“I signed up on eBay back in 1999,” recalls Charlie Richardson. “I was in a post office and overheard someone talking about eBay as an auction site.” He got started buying things, then sold a few items casually over the years, until he took a class on eBay selling.
“The NFB [National Federation of the Blind] sent out an email about an eBay partnership to find a new avenue for income,” he says.
At the time, Richardson was running a store in the Capitol building in Albany, New York, through the Randolph-Sheppard Vending Facility Program, which “provides persons who are blind with remunerative employment and self-support through the operation of vending facilities on federal and other property.”
But on a whim, he sent in his resume on the day it was due, and was accepted into the class.
It was a weeklong class with 15 students, two certified eBay trainers and support staff for accessibility issues and technology support. Richardson says he found the process of listing items pretty easy.
“I had no difficulty with it – making a listing, and all that,” he says. He learned to use the eBay iPhone app, which he says “makes some of what we do easier.”
“I can leave feedback in a cab, or in the grocery store – I can carry eBay around with me all the time.”
The class had a robust follow-up program, with weekly conference calls and mentorship to get each participant to Top Rated Seller (TRS) status. But initially, Richardson didn’t ramp up his selling activity. It was the busy season at his regular store, and he didn’t have the time to devote to eBay selling. But when the mentorship phase of the program kicked in, and he was told he could just drop out if he wanted to, he instead threw himself into it.
“I got the fire under the burner – I met the criteria for TRS 45 days into it,” he says.
He started with a rare coin collection that he had amassed in the ’90s, and then branched out to other things.
These days, Richardson considers himself semi-retired: He left the vending program, got married and moved to California. He and his wife run a side business on eBay that keeps them busy and brings in some extra income.
“She’ll say, ‘What are we going to list today?’ ” Richardson says. They might get merchandise from the local Goodwill (like used purses for $4, which they’ll sell for $20), or from eBay, or from an online liquidation site. His knowledge of rare coins comes in handy, like when he bought a rare 1916 Mercury dime for $150 and sold it for $290.

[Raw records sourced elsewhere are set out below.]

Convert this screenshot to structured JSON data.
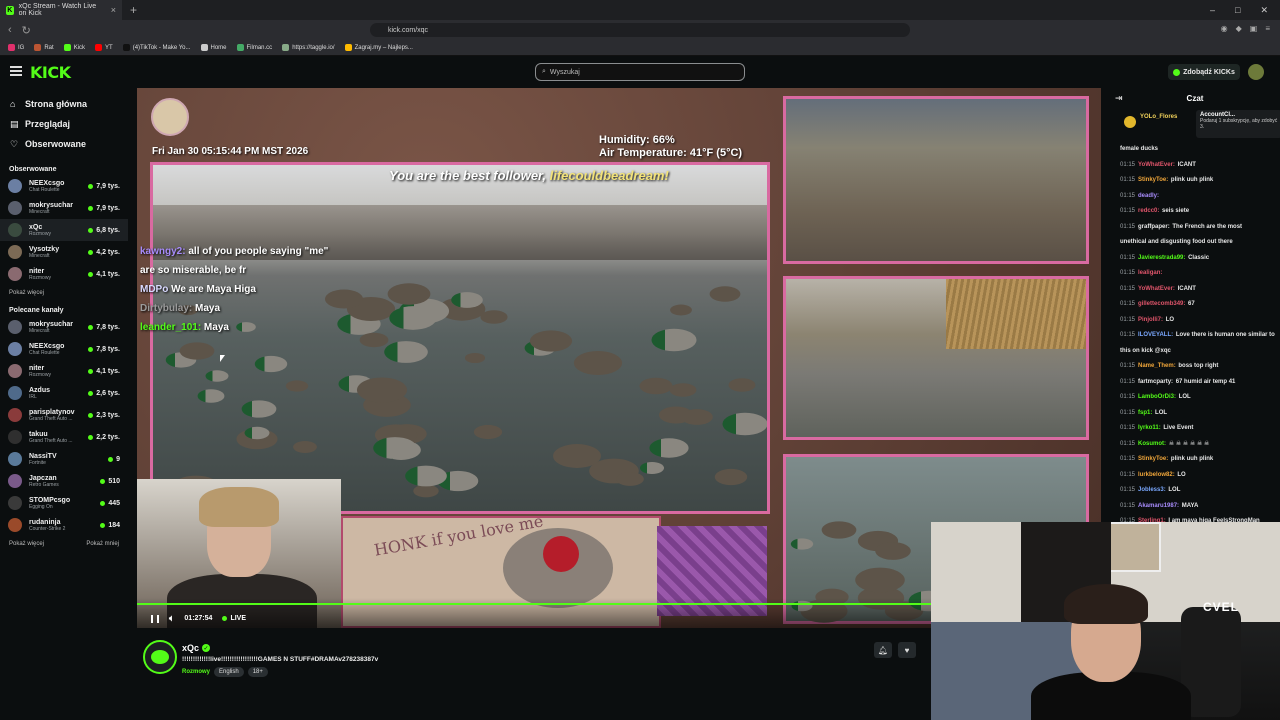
{
  "browser": {
    "tab_title": "xQc Stream - Watch Live on Kick",
    "url": "kick.com/xqc",
    "bookmarks": [
      "IG",
      "Rat",
      "Kick",
      "YT",
      "(4)TikTok - Make Yo...",
      "Home",
      "Filman.cc",
      "https://taggle.io/",
      "Zagraj.my – Najleps..."
    ]
  },
  "header": {
    "logo": "KICK",
    "search_placeholder": "Wyszukaj",
    "get_kicks": "Zdobądź KICKs"
  },
  "sidebar": {
    "nav": [
      {
        "label": "Strona główna",
        "icon": "home-icon"
      },
      {
        "label": "Przeglądaj",
        "icon": "browse-icon"
      },
      {
        "label": "Obserwowane",
        "icon": "heart-icon"
      }
    ],
    "followed_title": "Obserwowane",
    "followed": [
      {
        "name": "NEEXcsgo",
        "category": "Chat Roulette",
        "viewers": "7,9 tys.",
        "color": "#6b7fa3"
      },
      {
        "name": "mokrysuchar",
        "category": "Minecraft",
        "viewers": "7,9 tys.",
        "color": "#5a5f6d"
      },
      {
        "name": "xQc",
        "category": "Rozmowy",
        "viewers": "6,8 tys.",
        "color": "#3a4b3f"
      },
      {
        "name": "Vysotzky",
        "category": "Minecraft",
        "viewers": "4,2 tys.",
        "color": "#7c6a55"
      },
      {
        "name": "niter",
        "category": "Rozmowy",
        "viewers": "4,1 tys.",
        "color": "#8a6a70"
      }
    ],
    "show_more_1": "Pokaż więcej",
    "recommended_title": "Polecane kanały",
    "recommended": [
      {
        "name": "mokrysuchar",
        "category": "Minecraft",
        "viewers": "7,8 tys.",
        "color": "#5a5f6d"
      },
      {
        "name": "NEEXcsgo",
        "category": "Chat Roulette",
        "viewers": "7,8 tys.",
        "color": "#6b7fa3"
      },
      {
        "name": "niter",
        "category": "Rozmowy",
        "viewers": "4,1 tys.",
        "color": "#8a6a70"
      },
      {
        "name": "Azdus",
        "category": "IRL",
        "viewers": "2,6 tys.",
        "color": "#4f6a8a"
      },
      {
        "name": "parisplatynov",
        "category": "Grand Theft Auto ...",
        "viewers": "2,3 tys.",
        "color": "#8a3b3b"
      },
      {
        "name": "takuu",
        "category": "Grand Theft Auto ...",
        "viewers": "2,2 tys.",
        "color": "#2f2f2f"
      },
      {
        "name": "NassiTV",
        "category": "Fortnite",
        "viewers": "9",
        "color": "#5a7a9a"
      },
      {
        "name": "Japczan",
        "category": "Retro Games",
        "viewers": "510",
        "color": "#7a5a8a"
      },
      {
        "name": "STOMPcsgo",
        "category": "Egging On",
        "viewers": "445",
        "color": "#3a3a3a"
      },
      {
        "name": "rudaninja",
        "category": "Counter-Strike 2",
        "viewers": "184",
        "color": "#9a4a2a"
      }
    ],
    "show_more_2": "Pokaż więcej",
    "show_less": "Pokaż mniej"
  },
  "video": {
    "date": "Fri Jan 30 05:15:44 PM MST 2026",
    "humidity": "Humidity: 66%",
    "air_temp": "Air Temperature: 41°F (5°C)",
    "follower_prefix": "You are the best follower,",
    "follower_name": "lifecouldbeadream!",
    "overlay_chat": [
      {
        "user": "kawngy2:",
        "text": " all of you people saying \"me\""
      },
      {
        "user": "",
        "text": "are so miserable, be fr"
      },
      {
        "user": "MDPo",
        "text": " We are Maya Higa"
      },
      {
        "user": "Dirtybulay:",
        "text": " Maya"
      },
      {
        "user": "leander_101:",
        "text": " Maya"
      }
    ],
    "card_text": "HONK if you love me",
    "time": "01:27:54",
    "live": "LIVE"
  },
  "streamer": {
    "name": "xQc",
    "title": "!!!!!!!!!!!!!live!!!!!!!!!!!!!!!!!GAMES N STUFF#DRAMAv278238387v",
    "category": "Rozmowy",
    "tags": [
      "English",
      "18+"
    ]
  },
  "chat": {
    "title": "Czat",
    "pinned_user": "YOLo_Flores",
    "pinned_account": "AccountCl...",
    "pinned_text": "Podaruj 1 subskrypcję, aby zdobyć 3.",
    "pre_message": "female ducks",
    "messages": [
      {
        "time": "01:15",
        "user": "YoWhatEver:",
        "text": "ICANT",
        "color": "#e0556b"
      },
      {
        "time": "01:15",
        "user": "StinkyToe:",
        "text": "plink uuh plink",
        "color": "#f0a63a"
      },
      {
        "time": "01:15",
        "user": "deadly:",
        "text": "",
        "color": "#a78bfa"
      },
      {
        "time": "01:15",
        "user": "redcc0:",
        "text": "seis siete",
        "color": "#e0556b"
      },
      {
        "time": "01:15",
        "user": "graffpaper:",
        "text": "The French are the most",
        "color": "#e8e8e8"
      },
      {
        "time": "",
        "user": "",
        "text": "unethical and disgusting food out there",
        "color": "#e8e8e8"
      },
      {
        "time": "01:15",
        "user": "Javierestrada99:",
        "text": "Classic",
        "color": "#53fc18"
      },
      {
        "time": "01:15",
        "user": "lealigan:",
        "text": "",
        "color": "#e0556b"
      },
      {
        "time": "01:15",
        "user": "YoWhatEver:",
        "text": "ICANT",
        "color": "#e0556b"
      },
      {
        "time": "01:15",
        "user": "gillettecomb349:",
        "text": "67",
        "color": "#e0556b"
      },
      {
        "time": "01:15",
        "user": "Pinjolli7:",
        "text": "LO",
        "color": "#e0556b"
      },
      {
        "time": "01:15",
        "user": "ILOVEYALL:",
        "text": "Love there is human one similar to",
        "color": "#7aa8ff"
      },
      {
        "time": "",
        "user": "",
        "text": "this on kick @xqc",
        "color": "#e8e8e8"
      },
      {
        "time": "01:15",
        "user": "Name_Them:",
        "text": "boss top right",
        "color": "#f0a63a"
      },
      {
        "time": "01:15",
        "user": "fartmcparty:",
        "text": "67 humid air temp 41",
        "color": "#e8e8e8"
      },
      {
        "time": "01:15",
        "user": "LamboOrDi3:",
        "text": "LOL",
        "color": "#53fc18"
      },
      {
        "time": "01:15",
        "user": "fsp1:",
        "text": "LOL",
        "color": "#53fc18"
      },
      {
        "time": "01:15",
        "user": "Iyrko11:",
        "text": "Live Event",
        "color": "#53fc18"
      },
      {
        "time": "01:15",
        "user": "Kosumot:",
        "text": "☠ ☠ ☠ ☠ ☠ ☠",
        "color": "#53fc18"
      },
      {
        "time": "01:15",
        "user": "StinkyToe:",
        "text": "plink uuh plink",
        "color": "#f0a63a"
      },
      {
        "time": "01:15",
        "user": "lurkbelow82:",
        "text": "LO",
        "color": "#f0a63a"
      },
      {
        "time": "01:15",
        "user": "Jobless3:",
        "text": "LOL",
        "color": "#7aa8ff"
      },
      {
        "time": "01:15",
        "user": "Akamaru1987:",
        "text": "MAYA",
        "color": "#a78bfa"
      },
      {
        "time": "01:15",
        "user": "Sterling1:",
        "text": "I am maya higa FeelsStrongMan",
        "color": "#e0556b"
      }
    ]
  },
  "facecam": {
    "sign": "CVEL"
  }
}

As a blind user, Richardson says, he’s been impressed by how responsive eBay has been to problems with accessibility.
“It’s nice to have someone in that accessibility department who works to keep things accessible,” he said. “With a lot of sites, we tend to have to go into lawsuits to keep things working. In the Internet, I think the larger merchants are starting to realize that the disability community is a big part of their market.”